Data section start

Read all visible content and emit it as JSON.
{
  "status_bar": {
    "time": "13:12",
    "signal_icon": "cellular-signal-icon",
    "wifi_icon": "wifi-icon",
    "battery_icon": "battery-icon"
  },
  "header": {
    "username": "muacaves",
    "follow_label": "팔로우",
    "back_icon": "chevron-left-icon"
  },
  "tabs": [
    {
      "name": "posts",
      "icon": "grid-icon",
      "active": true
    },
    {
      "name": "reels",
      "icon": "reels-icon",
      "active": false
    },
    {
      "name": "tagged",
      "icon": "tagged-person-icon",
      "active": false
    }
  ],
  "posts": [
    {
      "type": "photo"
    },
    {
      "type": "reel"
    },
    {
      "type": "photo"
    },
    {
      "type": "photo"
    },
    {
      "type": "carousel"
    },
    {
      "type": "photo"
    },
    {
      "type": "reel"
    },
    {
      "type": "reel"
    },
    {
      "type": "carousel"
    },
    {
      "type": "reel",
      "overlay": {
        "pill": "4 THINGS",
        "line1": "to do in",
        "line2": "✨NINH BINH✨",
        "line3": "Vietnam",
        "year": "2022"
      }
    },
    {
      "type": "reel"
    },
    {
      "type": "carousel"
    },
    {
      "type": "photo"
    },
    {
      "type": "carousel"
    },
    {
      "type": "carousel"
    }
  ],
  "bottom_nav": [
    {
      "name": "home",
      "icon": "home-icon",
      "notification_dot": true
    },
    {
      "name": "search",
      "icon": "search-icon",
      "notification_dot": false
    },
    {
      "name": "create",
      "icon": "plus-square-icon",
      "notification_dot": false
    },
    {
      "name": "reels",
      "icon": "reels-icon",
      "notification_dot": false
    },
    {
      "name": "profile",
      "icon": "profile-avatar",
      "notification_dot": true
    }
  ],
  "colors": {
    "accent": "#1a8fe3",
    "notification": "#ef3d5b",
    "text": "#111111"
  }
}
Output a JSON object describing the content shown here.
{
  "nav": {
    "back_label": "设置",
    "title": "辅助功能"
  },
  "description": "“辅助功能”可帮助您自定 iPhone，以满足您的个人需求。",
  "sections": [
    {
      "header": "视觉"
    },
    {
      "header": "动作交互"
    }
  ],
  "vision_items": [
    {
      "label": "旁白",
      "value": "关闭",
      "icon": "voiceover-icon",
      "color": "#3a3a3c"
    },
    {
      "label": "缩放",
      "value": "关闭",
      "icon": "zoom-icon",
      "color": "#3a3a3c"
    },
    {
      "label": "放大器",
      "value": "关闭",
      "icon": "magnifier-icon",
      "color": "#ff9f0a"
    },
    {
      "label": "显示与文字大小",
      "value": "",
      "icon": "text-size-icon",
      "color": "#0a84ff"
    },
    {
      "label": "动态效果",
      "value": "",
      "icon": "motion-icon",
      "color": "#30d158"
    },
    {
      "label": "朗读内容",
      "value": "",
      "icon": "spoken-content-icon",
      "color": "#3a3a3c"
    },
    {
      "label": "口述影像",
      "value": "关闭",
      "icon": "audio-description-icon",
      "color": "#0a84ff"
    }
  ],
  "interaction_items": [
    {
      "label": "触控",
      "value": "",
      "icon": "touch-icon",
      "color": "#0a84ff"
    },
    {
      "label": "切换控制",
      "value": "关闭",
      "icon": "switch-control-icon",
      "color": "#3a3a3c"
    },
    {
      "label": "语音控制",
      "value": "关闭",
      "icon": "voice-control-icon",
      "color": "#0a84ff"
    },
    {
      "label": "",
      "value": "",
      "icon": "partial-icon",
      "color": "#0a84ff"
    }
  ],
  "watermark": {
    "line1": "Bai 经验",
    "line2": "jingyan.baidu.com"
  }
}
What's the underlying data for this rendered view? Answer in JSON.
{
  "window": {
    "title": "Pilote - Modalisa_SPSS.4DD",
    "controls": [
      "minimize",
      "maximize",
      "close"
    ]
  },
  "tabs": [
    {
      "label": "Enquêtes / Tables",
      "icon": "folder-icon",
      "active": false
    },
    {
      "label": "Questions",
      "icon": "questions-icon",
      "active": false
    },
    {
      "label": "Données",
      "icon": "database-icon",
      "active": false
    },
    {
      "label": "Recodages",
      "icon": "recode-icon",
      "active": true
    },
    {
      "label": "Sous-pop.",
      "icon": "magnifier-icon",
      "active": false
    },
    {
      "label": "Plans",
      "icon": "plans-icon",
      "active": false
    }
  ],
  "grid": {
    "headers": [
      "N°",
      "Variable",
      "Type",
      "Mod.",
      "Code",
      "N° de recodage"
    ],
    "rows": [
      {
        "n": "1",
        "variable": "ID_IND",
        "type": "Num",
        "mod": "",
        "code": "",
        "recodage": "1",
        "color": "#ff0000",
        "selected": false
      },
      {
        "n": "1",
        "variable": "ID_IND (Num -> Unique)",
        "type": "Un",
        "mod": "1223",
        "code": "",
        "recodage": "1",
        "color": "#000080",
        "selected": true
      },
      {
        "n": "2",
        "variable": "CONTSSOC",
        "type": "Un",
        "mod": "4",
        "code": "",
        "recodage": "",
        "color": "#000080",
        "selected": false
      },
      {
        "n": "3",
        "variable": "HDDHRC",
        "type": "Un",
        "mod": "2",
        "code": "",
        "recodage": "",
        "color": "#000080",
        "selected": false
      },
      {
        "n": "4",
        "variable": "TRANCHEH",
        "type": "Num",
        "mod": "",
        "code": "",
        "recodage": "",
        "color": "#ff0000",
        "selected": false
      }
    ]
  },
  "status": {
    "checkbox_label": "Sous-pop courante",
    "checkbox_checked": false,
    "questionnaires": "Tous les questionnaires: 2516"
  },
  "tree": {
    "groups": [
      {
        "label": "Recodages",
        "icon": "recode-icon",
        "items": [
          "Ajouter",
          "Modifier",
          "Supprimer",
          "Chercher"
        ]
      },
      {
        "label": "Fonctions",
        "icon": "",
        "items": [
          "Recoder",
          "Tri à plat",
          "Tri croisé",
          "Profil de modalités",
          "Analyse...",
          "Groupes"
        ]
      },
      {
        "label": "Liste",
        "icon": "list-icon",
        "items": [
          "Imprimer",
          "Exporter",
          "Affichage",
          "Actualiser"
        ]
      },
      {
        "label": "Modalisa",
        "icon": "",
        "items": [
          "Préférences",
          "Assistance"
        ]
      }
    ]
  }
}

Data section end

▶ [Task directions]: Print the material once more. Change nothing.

▶ [Solution]:
Read all visible content and emit it as JSON.
{
  "status_bar": {
    "time": "13:12",
    "signal_icon": "cellular-signal-icon",
    "wifi_icon": "wifi-icon",
    "battery_icon": "battery-icon"
  },
  "header": {
    "username": "muacaves",
    "follow_label": "팔로우",
    "back_icon": "chevron-left-icon"
  },
  "tabs": [
    {
      "name": "posts",
      "icon": "grid-icon",
      "active": true
    },
    {
      "name": "reels",
      "icon": "reels-icon",
      "active": false
    },
    {
      "name": "tagged",
      "icon": "tagged-person-icon",
      "active": false
    }
  ],
  "posts": [
    {
      "type": "photo"
    },
    {
      "type": "reel"
    },
    {
      "type": "photo"
    },
    {
      "type": "photo"
    },
    {
      "type": "carousel"
    },
    {
      "type": "photo"
    },
    {
      "type": "reel"
    },
    {
      "type": "reel"
    },
    {
      "type": "carousel"
    },
    {
      "type": "reel",
      "overlay": {
        "pill": "4 THINGS",
        "line1": "to do in",
        "line2": "✨NINH BINH✨",
        "line3": "Vietnam",
        "year": "2022"
      }
    },
    {
      "type": "reel"
    },
    {
      "type": "carousel"
    },
    {
      "type": "photo"
    },
    {
      "type": "carousel"
    },
    {
      "type": "carousel"
    }
  ],
  "bottom_nav": [
    {
      "name": "home",
      "icon": "home-icon",
      "notification_dot": true
    },
    {
      "name": "search",
      "icon": "search-icon",
      "notification_dot": false
    },
    {
      "name": "create",
      "icon": "plus-square-icon",
      "notification_dot": false
    },
    {
      "name": "reels",
      "icon": "reels-icon",
      "notification_dot": false
    },
    {
      "name": "profile",
      "icon": "profile-avatar",
      "notification_dot": true
    }
  ],
  "colors": {
    "accent": "#1a8fe3",
    "notification": "#ef3d5b",
    "text": "#111111"
  }
}
Output a JSON object describing the content shown here.
{
  "nav": {
    "back_label": "设置",
    "title": "辅助功能"
  },
  "description": "“辅助功能”可帮助您自定 iPhone，以满足您的个人需求。",
  "sections": [
    {
      "header": "视觉"
    },
    {
      "header": "动作交互"
    }
  ],
  "vision_items": [
    {
      "label": "旁白",
      "value": "关闭",
      "icon": "voiceover-icon",
      "color": "#3a3a3c"
    },
    {
      "label": "缩放",
      "value": "关闭",
      "icon": "zoom-icon",
      "color": "#3a3a3c"
    },
    {
      "label": "放大器",
      "value": "关闭",
      "icon": "magnifier-icon",
      "color": "#ff9f0a"
    },
    {
      "label": "显示与文字大小",
      "value": "",
      "icon": "text-size-icon",
      "color": "#0a84ff"
    },
    {
      "label": "动态效果",
      "value": "",
      "icon": "motion-icon",
      "color": "#30d158"
    },
    {
      "label": "朗读内容",
      "value": "",
      "icon": "spoken-content-icon",
      "color": "#3a3a3c"
    },
    {
      "label": "口述影像",
      "value": "关闭",
      "icon": "audio-description-icon",
      "color": "#0a84ff"
    }
  ],
  "interaction_items": [
    {
      "label": "触控",
      "value": "",
      "icon": "touch-icon",
      "color": "#0a84ff"
    },
    {
      "label": "切换控制",
      "value": "关闭",
      "icon": "switch-control-icon",
      "color": "#3a3a3c"
    },
    {
      "label": "语音控制",
      "value": "关闭",
      "icon": "voice-control-icon",
      "color": "#0a84ff"
    },
    {
      "label": "",
      "value": "",
      "icon": "partial-icon",
      "color": "#0a84ff"
    }
  ],
  "watermark": {
    "line1": "Bai 经验",
    "line2": "jingyan.baidu.com"
  }
}
What's the underlying data for this rendered view? Answer in JSON.
{
  "window": {
    "title": "Pilote - Modalisa_SPSS.4DD",
    "controls": [
      "minimize",
      "maximize",
      "close"
    ]
  },
  "tabs": [
    {
      "label": "Enquêtes / Tables",
      "icon": "folder-icon",
      "active": false
    },
    {
      "label": "Questions",
      "icon": "questions-icon",
      "active": false
    },
    {
      "label": "Données",
      "icon": "database-icon",
      "active": false
    },
    {
      "label": "Recodages",
      "icon": "recode-icon",
      "active": true
    },
    {
      "label": "Sous-pop.",
      "icon": "magnifier-icon",
      "active": false
    },
    {
      "label": "Plans",
      "icon": "plans-icon",
      "active": false
    }
  ],
  "grid": {
    "headers": [
      "N°",
      "Variable",
      "Type",
      "Mod.",
      "Code",
      "N° de recodage"
    ],
    "rows": [
      {
        "n": "1",
        "variable": "ID_IND",
        "type": "Num",
        "mod": "",
        "code": "",
        "recodage": "1",
        "color": "#ff0000",
        "selected": false
      },
      {
        "n": "1",
        "variable": "ID_IND (Num -> Unique)",
        "type": "Un",
        "mod": "1223",
        "code": "",
        "recodage": "1",
        "color": "#000080",
        "selected": true
      },
      {
        "n": "2",
        "variable": "CONTSSOC",
        "type": "Un",
        "mod": "4",
        "code": "",
        "recodage": "",
        "color": "#000080",
        "selected": false
      },
      {
        "n": "3",
        "variable": "HDDHRC",
        "type": "Un",
        "mod": "2",
        "code": "",
        "recodage": "",
        "color": "#000080",
        "selected": false
      },
      {
        "n": "4",
        "variable": "TRANCHEH",
        "type": "Num",
        "mod": "",
        "code": "",
        "recodage": "",
        "color": "#ff0000",
        "selected": false
      }
    ]
  },
  "status": {
    "checkbox_label": "Sous-pop courante",
    "checkbox_checked": false,
    "questionnaires": "Tous les questionnaires: 2516"
  },
  "tree": {
    "groups": [
      {
        "label": "Recodages",
        "icon": "recode-icon",
        "items": [
          "Ajouter",
          "Modifier",
          "Supprimer",
          "Chercher"
        ]
      },
      {
        "label": "Fonctions",
        "icon": "",
        "items": [
          "Recoder",
          "Tri à plat",
          "Tri croisé",
          "Profil de modalités",
          "Analyse...",
          "Groupes"
        ]
      },
      {
        "label": "Liste",
        "icon": "list-icon",
        "items": [
          "Imprimer",
          "Exporter",
          "Affichage",
          "Actualiser"
        ]
      },
      {
        "label": "Modalisa",
        "icon": "",
        "items": [
          "Préférences",
          "Assistance"
        ]
      }
    ]
  }
}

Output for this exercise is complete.